It’s jobs day, Chinese stocks plunge and more signs of a weakening global economy. Here are some of the things people in markets are talking about today.
U.S. employers are expected to have added 180,000 positions in February, down from January’s surprise 304,000, with the nonfarm data released at 8:30 a.m. Eastern Time this morning. The unemployment rate will creep down to 3.9 percent and average hourly earnings will rise 3.3 percent from a year earlier, according to economists surveyed by Bloomberg. While signs of a tight labor market continue, Deutsche Bank points out that February has topped forecasts in each of the past five years with an average beat of 55,000.
China’s Shanghai Composite Index tumbled 4.4 percent overnight, as $345 billion was wiped off the value of the country’s stocks. The selloff came after the nation’s largest brokerage issued a rare sell rating, which investors viewed as an indication that the government wants to slow the recent rally. With the equity market posting gains for the past eight weeks, an $1.8 trillion rally since January, signs of overheating had emerged in all of the country’s major benchmarks.
There were also worrying signals for the wider global economy from China, with exports slumping 21 percent in February. Even though this data is somewhat skewed by the Chinese New Year, aggregating January and February figures still show a 5 percent decline. German factory orders dropped 2.6 percent in January, where a gain had been expected, with the fall caused by weak demand from outside the euro area. It all adds to fears that U.S. trade policy may be doing permanent damage to the world economy.
Overnight, the MSCI Asia Pacific Index declined 1.5 percent, Japan’s Topix index closed 1.8 percent lower and the yen rose as investors fretted the economic outlook. In Europe, the Stoxx 600 Index was 0.7 percent lower at 5:50 a.m. in broad selling that saw banks add to yesterday’s post-ECB losses. S&P 500 futures were lower ahead of payrolls data, the 10-year Treasury yield was at 2.641 percent and gold was higher.

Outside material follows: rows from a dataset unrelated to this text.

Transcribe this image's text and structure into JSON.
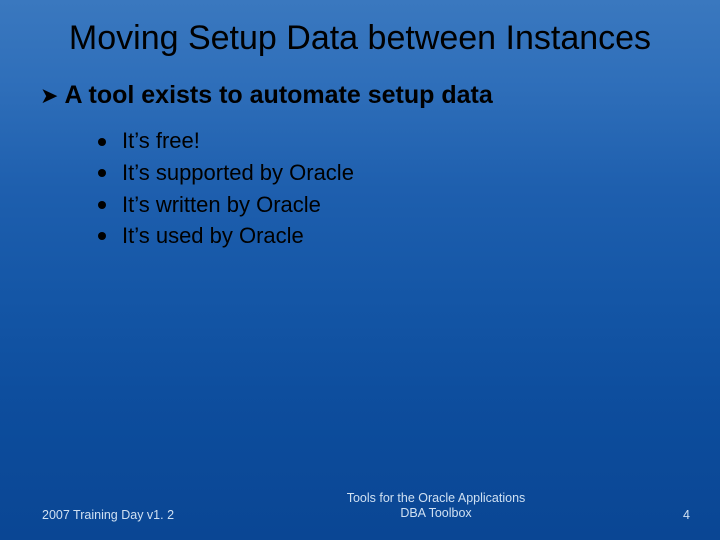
{
  "title": "Moving Setup Data between Instances",
  "main_bullet": "A tool exists to automate setup data",
  "sub_bullets": [
    "It’s free!",
    "It’s supported by Oracle",
    "It’s written by Oracle",
    "It’s used by Oracle"
  ],
  "footer": {
    "left": "2007 Training Day v1. 2",
    "center_line1": "Tools for the Oracle Applications",
    "center_line2": "DBA Toolbox",
    "page": "4"
  }
}
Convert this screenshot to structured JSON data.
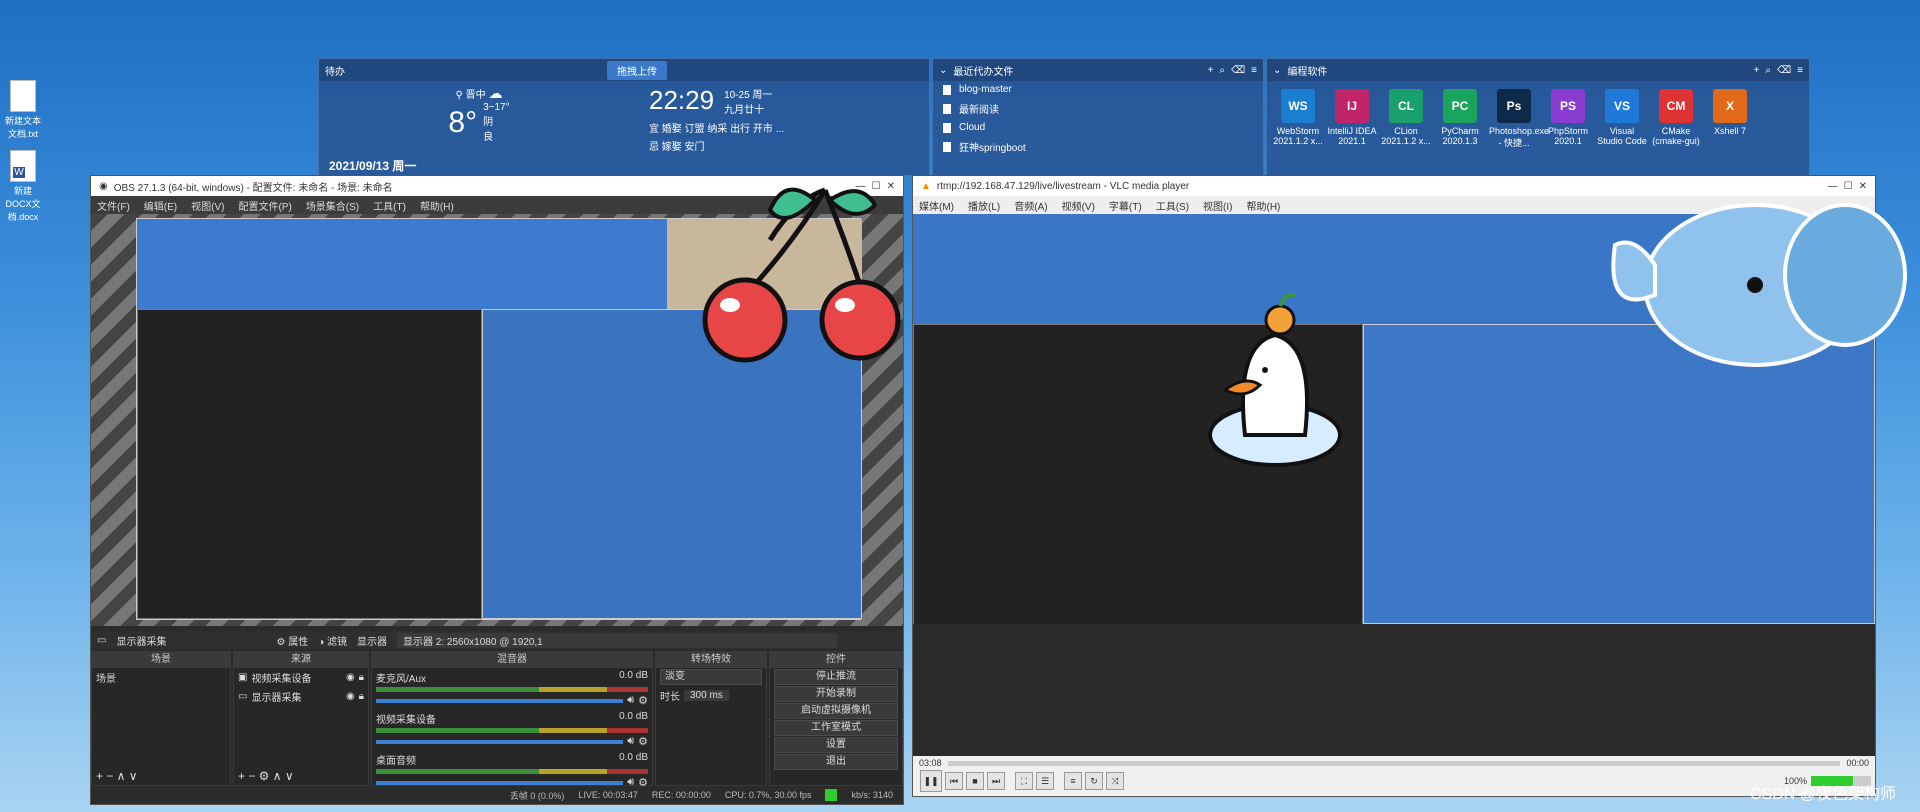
{
  "desktop": {
    "icons": [
      {
        "label": "新建文本文档.txt"
      },
      {
        "label": "新建DOCX文档.docx"
      }
    ]
  },
  "widget_weather": {
    "title": "待办",
    "upload_label": "拖拽上传",
    "location": "晋中",
    "temp": "8°",
    "range": "3~17°",
    "cond1": "阴",
    "cond2": "良",
    "time": "22:29",
    "date_line1": "10-25 周一",
    "date_line2": "九月廿十",
    "line_a": "宜 婚娶 订盟 纳采 出行 开市 ...",
    "line_b": "忌 嫁娶 安门",
    "footer_date": "2021/09/13  周一"
  },
  "widget_files": {
    "title": "最近代办文件",
    "items": [
      "blog-master",
      "最新阅读",
      "Cloud",
      "狂神springboot"
    ]
  },
  "widget_apps": {
    "title": "编程软件",
    "apps": [
      {
        "name": "WebStorm 2021.1.2 x...",
        "abbr": "WS",
        "color": "#1a7fd0"
      },
      {
        "name": "IntelliJ IDEA 2021.1",
        "abbr": "IJ",
        "color": "#c0256a"
      },
      {
        "name": "CLion 2021.1.2 x...",
        "abbr": "CL",
        "color": "#1aa06b"
      },
      {
        "name": "PyCharm 2020.1.3",
        "abbr": "PC",
        "color": "#1ba55c"
      },
      {
        "name": "Photoshop.exe - 快捷...",
        "abbr": "Ps",
        "color": "#0e2a4a"
      },
      {
        "name": "PhpStorm 2020.1",
        "abbr": "PS",
        "color": "#8a3bd0"
      },
      {
        "name": "Visual Studio Code",
        "abbr": "VS",
        "color": "#1e7ad6"
      },
      {
        "name": "CMake (cmake-gui)",
        "abbr": "CM",
        "color": "#d33"
      },
      {
        "name": "Xshell 7",
        "abbr": "X",
        "color": "#e06a1a"
      }
    ]
  },
  "obs": {
    "title": "OBS 27.1.3 (64-bit, windows) - 配置文件: 未命名 - 场景: 未命名",
    "menu": [
      "文件(F)",
      "编辑(E)",
      "视图(V)",
      "配置文件(P)",
      "场景集合(S)",
      "工具(T)",
      "帮助(H)"
    ],
    "source_bar": {
      "name": "显示器采集",
      "props": "属性",
      "filters": "滤镜",
      "display": "显示器",
      "display_value": "显示器 2: 2560x1080 @ 1920,1"
    },
    "docks": {
      "scenes": "场景",
      "sources": "来源",
      "mixer": "混音器",
      "transitions": "转场特效",
      "controls": "控件"
    },
    "scene_item": "场景",
    "sources": [
      "视频采集设备",
      "显示器采集"
    ],
    "mixer": [
      {
        "name": "麦克风/Aux",
        "db": "0.0 dB"
      },
      {
        "name": "视频采集设备",
        "db": "0.0 dB"
      },
      {
        "name": "桌面音频",
        "db": "0.0 dB"
      }
    ],
    "transition": {
      "value": "淡变",
      "duration_label": "时长",
      "duration": "300 ms"
    },
    "controls": [
      "停止推流",
      "开始录制",
      "启动虚拟摄像机",
      "工作室模式",
      "设置",
      "退出"
    ],
    "status": {
      "dropped": "丢帧 0 (0.0%)",
      "live": "LIVE: 00:03:47",
      "rec": "REC: 00:00:00",
      "cpu": "CPU: 0.7%, 30.00 fps",
      "kbs": "kb/s: 3140"
    }
  },
  "vlc": {
    "title": "rtmp://192.168.47.129/live/livestream - VLC media player",
    "menu": [
      "媒体(M)",
      "播放(L)",
      "音频(A)",
      "视频(V)",
      "字幕(T)",
      "工具(S)",
      "视图(I)",
      "帮助(H)"
    ],
    "time_cur": "03:08",
    "time_end": "00:00",
    "volume": "100%"
  },
  "watermark": "CSDN @夜色架构师"
}
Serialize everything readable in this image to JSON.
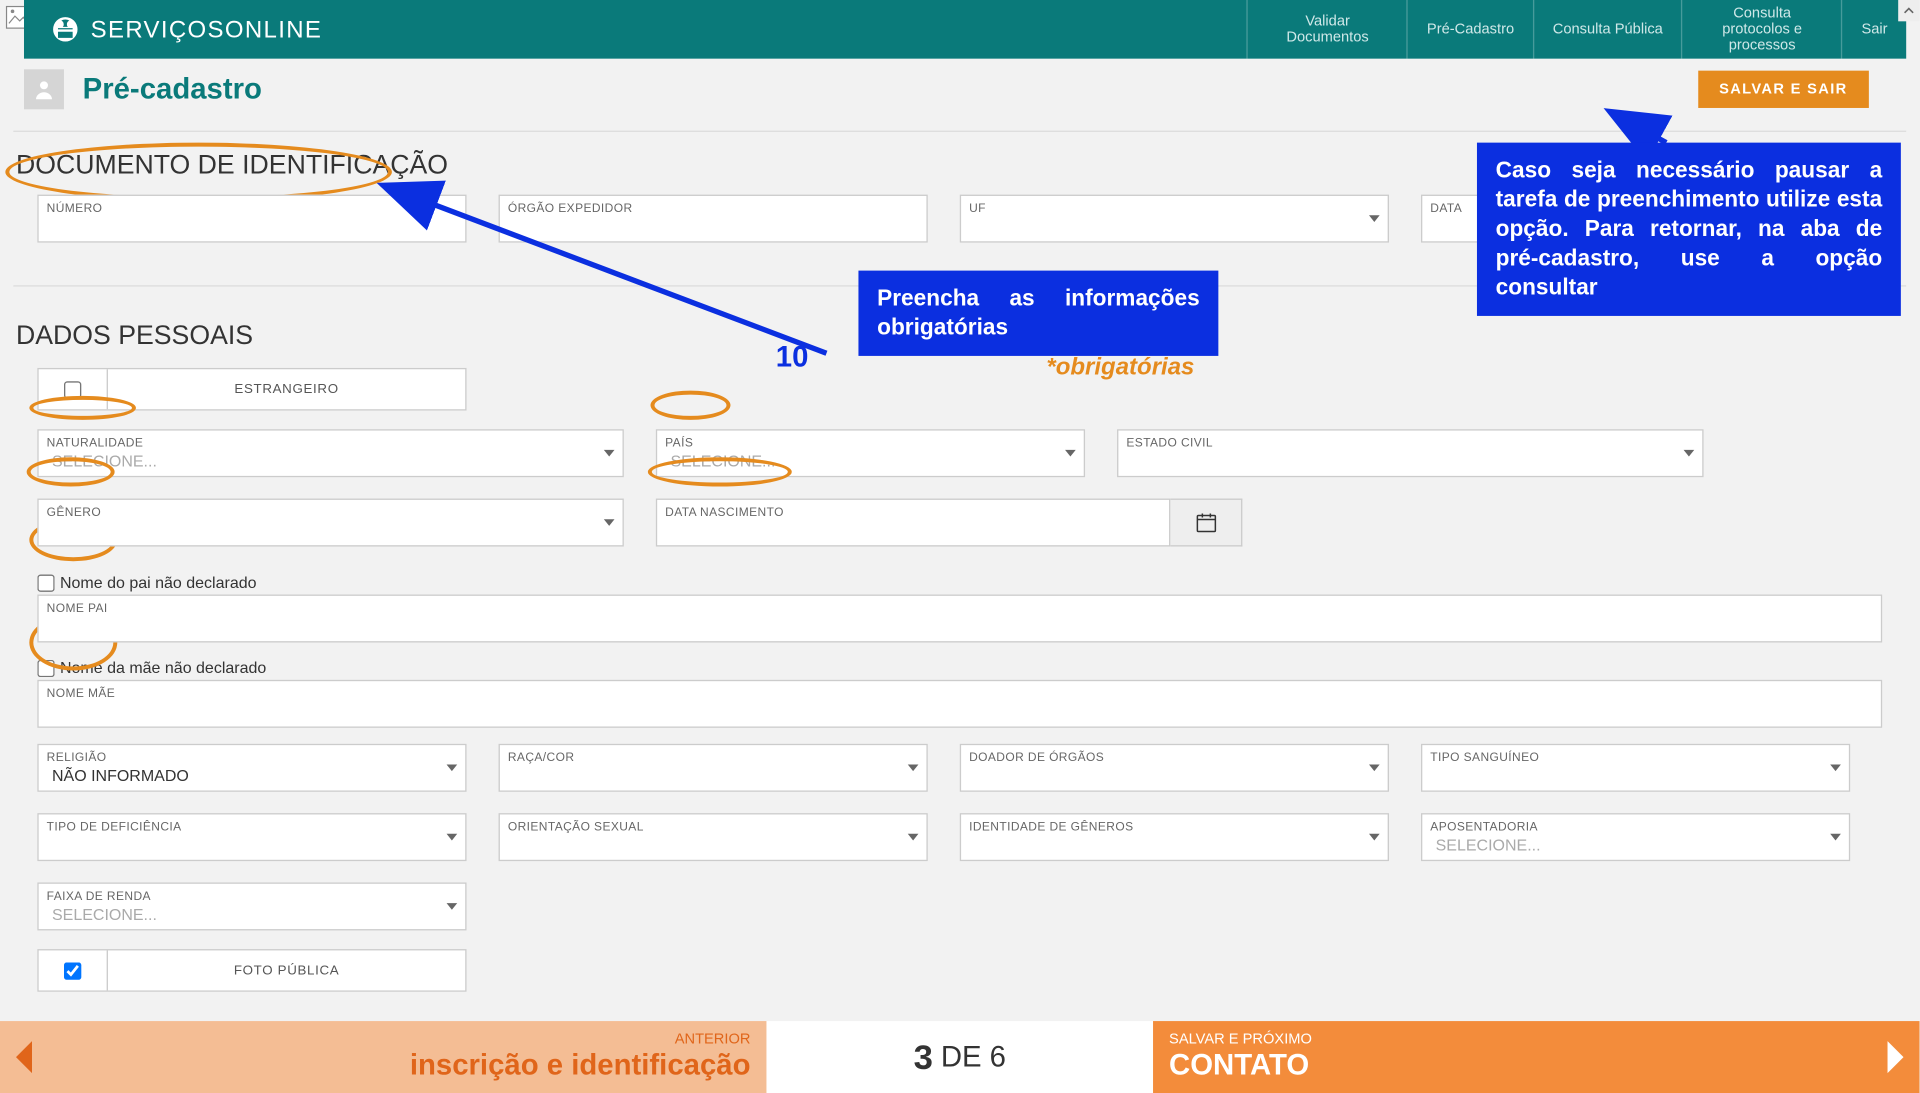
{
  "header": {
    "brand": "SERVIÇOSONLINE",
    "nav": {
      "validar": "Validar Documentos",
      "precadastro": "Pré-Cadastro",
      "consulta": "Consulta Pública",
      "protocolos": "Consulta protocolos e processos",
      "sair": "Sair"
    }
  },
  "page": {
    "title": "Pré-cadastro",
    "save_exit": "SALVAR E SAIR"
  },
  "sections": {
    "documento": {
      "title": "DOCUMENTO DE IDENTIFICAÇÃO",
      "numero": "NÚMERO",
      "orgao": "ÓRGÃO EXPEDIDOR",
      "uf": "UF",
      "data": "DATA"
    },
    "dados": {
      "title": "DADOS PESSOAIS",
      "estrangeiro_label": "ESTRANGEIRO",
      "naturalidade": {
        "label": "NATURALIDADE",
        "placeholder": "SELECIONE..."
      },
      "pais": {
        "label": "PAÍS",
        "placeholder": "SELECIONE..."
      },
      "estado_civil": "ESTADO CIVIL",
      "genero": "GÊNERO",
      "data_nasc": "DATA NASCIMENTO",
      "nome_pai_chk": "Nome do pai não declarado",
      "nome_pai": "NOME PAI",
      "nome_mae_chk": "Nome da mãe não declarado",
      "nome_mae": "NOME MÃE",
      "religiao": {
        "label": "RELIGIÃO",
        "value": "NÃO INFORMADO"
      },
      "raca": "RAÇA/COR",
      "doador": "DOADOR DE ÓRGÃOS",
      "sangue": "TIPO SANGUÍNEO",
      "deficiencia": "TIPO DE DEFICIÊNCIA",
      "orientacao": "ORIENTAÇÃO SEXUAL",
      "identidade": "IDENTIDADE DE GÊNEROS",
      "aposentadoria": {
        "label": "APOSENTADORIA",
        "placeholder": "SELECIONE..."
      },
      "faixa_renda": {
        "label": "FAIXA DE RENDA",
        "placeholder": "SELECIONE..."
      },
      "foto_publica": "FOTO PÚBLICA"
    }
  },
  "annotations": {
    "number": "10",
    "preencha": "Preencha as informações obrigatórias",
    "obrigatorias": "*obrigatórias",
    "salvar_hint": "Caso seja necessário pausar a tarefa de preenchimento utilize esta opção. Para retornar, na aba de pré-cadastro, use a opção consultar"
  },
  "footer": {
    "prev_small": "ANTERIOR",
    "prev_big": "inscrição e identificação",
    "step_cur": "3",
    "step_word": "DE",
    "step_total": "6",
    "next_small": "SALVAR E PRÓXIMO",
    "next_big": "CONTATO"
  }
}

Bad news for any Fed watchers hoping to start their weekend early, as Chair Jerome Powell is due to speak on monetary policy normalization at 10:00 p.m. (Eastern Time). Aside from payrolls, there is U.S. January housing starts and Canadian employment data at 8:30 a.m., agriculture supply and demand estimates at 12:00 p.m. while Baker Hughes updates the rig count at 1:00 p.m.